Creative Technology Ltd., a maker of portable media players, sued Apple Computer Inc. in federal court and filed a complaint with the U.S. International Trade Commission on Monday accusing the iPod maker of infringing on one of Creative's patents.
The Singapore-based company alleged in both complaints that Apple was violating its patent on a navigation system and method for organizing and accessing music on portable players. Creative has dubbed the patent, the "Zen patent," after its brand-name Zen media players.
In the lawsuit filed in U.S. District Court in San Francisco, Creative sought an injunction and unspecified damages. In its complaint with the trade commission, Creative asked the federal organization to launch a patent violation investigation and force Apple to stop selling the iPod.
Representatives with Cupertino-based Apple did not immediately respond to requests for comment.
According to the trade complaint, Creative was granted the so-called Zen patent in August 2005 after applying for it in January 2001. The company unveiled the navigation system in a prototype mobile music player called the NOMAD Jukebox in January 2000 and has since used it in its NOMAD and Zen products.
In early 2001, representatives of Apple and Creative, including Apple CEO Steve Jobs, met to discuss ways they could work together, the complaint stated. Apple requested to license Creative's technology and also suggested it could invest in a potential spinoff of Creative's music player business, but Creative declined both proposals, according to Creative's complaint.
Then in October 2001, Apple launched its iPod — the iconic gadget that now dominates the portable media player market.

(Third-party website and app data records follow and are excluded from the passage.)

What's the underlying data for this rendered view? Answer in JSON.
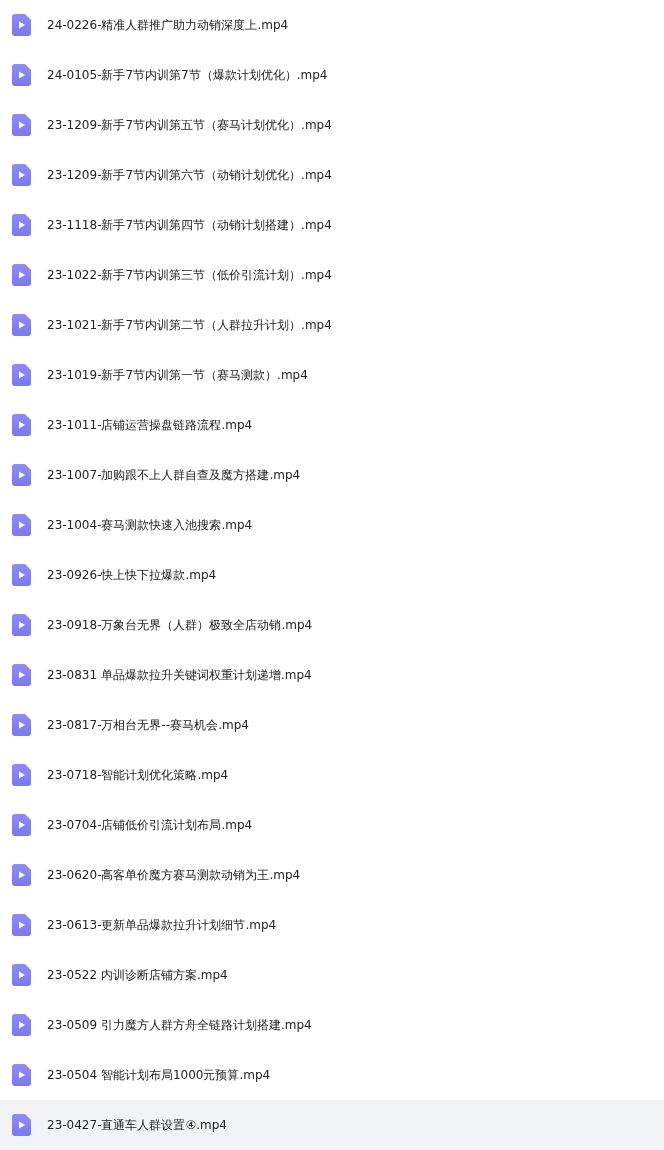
{
  "files": [
    {
      "name": "24-0226-精准人群推广助力动销深度上.mp4",
      "selected": false
    },
    {
      "name": "24-0105-新手7节内训第7节（爆款计划优化）.mp4",
      "selected": false
    },
    {
      "name": "23-1209-新手7节内训第五节（赛马计划优化）.mp4",
      "selected": false
    },
    {
      "name": "23-1209-新手7节内训第六节（动销计划优化）.mp4",
      "selected": false
    },
    {
      "name": "23-1118-新手7节内训第四节（动销计划搭建）.mp4",
      "selected": false
    },
    {
      "name": "23-1022-新手7节内训第三节（低价引流计划）.mp4",
      "selected": false
    },
    {
      "name": "23-1021-新手7节内训第二节（人群拉升计划）.mp4",
      "selected": false
    },
    {
      "name": "23-1019-新手7节内训第一节（赛马测款）.mp4",
      "selected": false
    },
    {
      "name": "23-1011-店铺运营操盘链路流程.mp4",
      "selected": false
    },
    {
      "name": "23-1007-加购跟不上人群自查及魔方搭建.mp4",
      "selected": false
    },
    {
      "name": "23-1004-赛马测款快速入池搜索.mp4",
      "selected": false
    },
    {
      "name": "23-0926-快上快下拉爆款.mp4",
      "selected": false
    },
    {
      "name": "23-0918-万象台无界（人群）极致全店动销.mp4",
      "selected": false
    },
    {
      "name": "23-0831 单品爆款拉升关键词权重计划递增.mp4",
      "selected": false
    },
    {
      "name": "23-0817-万相台无界--赛马机会.mp4",
      "selected": false
    },
    {
      "name": "23-0718-智能计划优化策略.mp4",
      "selected": false
    },
    {
      "name": "23-0704-店铺低价引流计划布局.mp4",
      "selected": false
    },
    {
      "name": "23-0620-高客单价魔方赛马测款动销为王.mp4",
      "selected": false
    },
    {
      "name": "23-0613-更新单品爆款拉升计划细节.mp4",
      "selected": false
    },
    {
      "name": "23-0522 内训诊断店铺方案.mp4",
      "selected": false
    },
    {
      "name": "23-0509 引力魔方人群方舟全链路计划搭建.mp4",
      "selected": false
    },
    {
      "name": "23-0504 智能计划布局1000元预算.mp4",
      "selected": false
    },
    {
      "name": "23-0427-直通车人群设置④.mp4",
      "selected": true
    }
  ]
}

Apple's U.S. market share was more than 72 percent in 2005, while rivals such as Creative, were in the single-digit range, according to The NPD Group market research firm.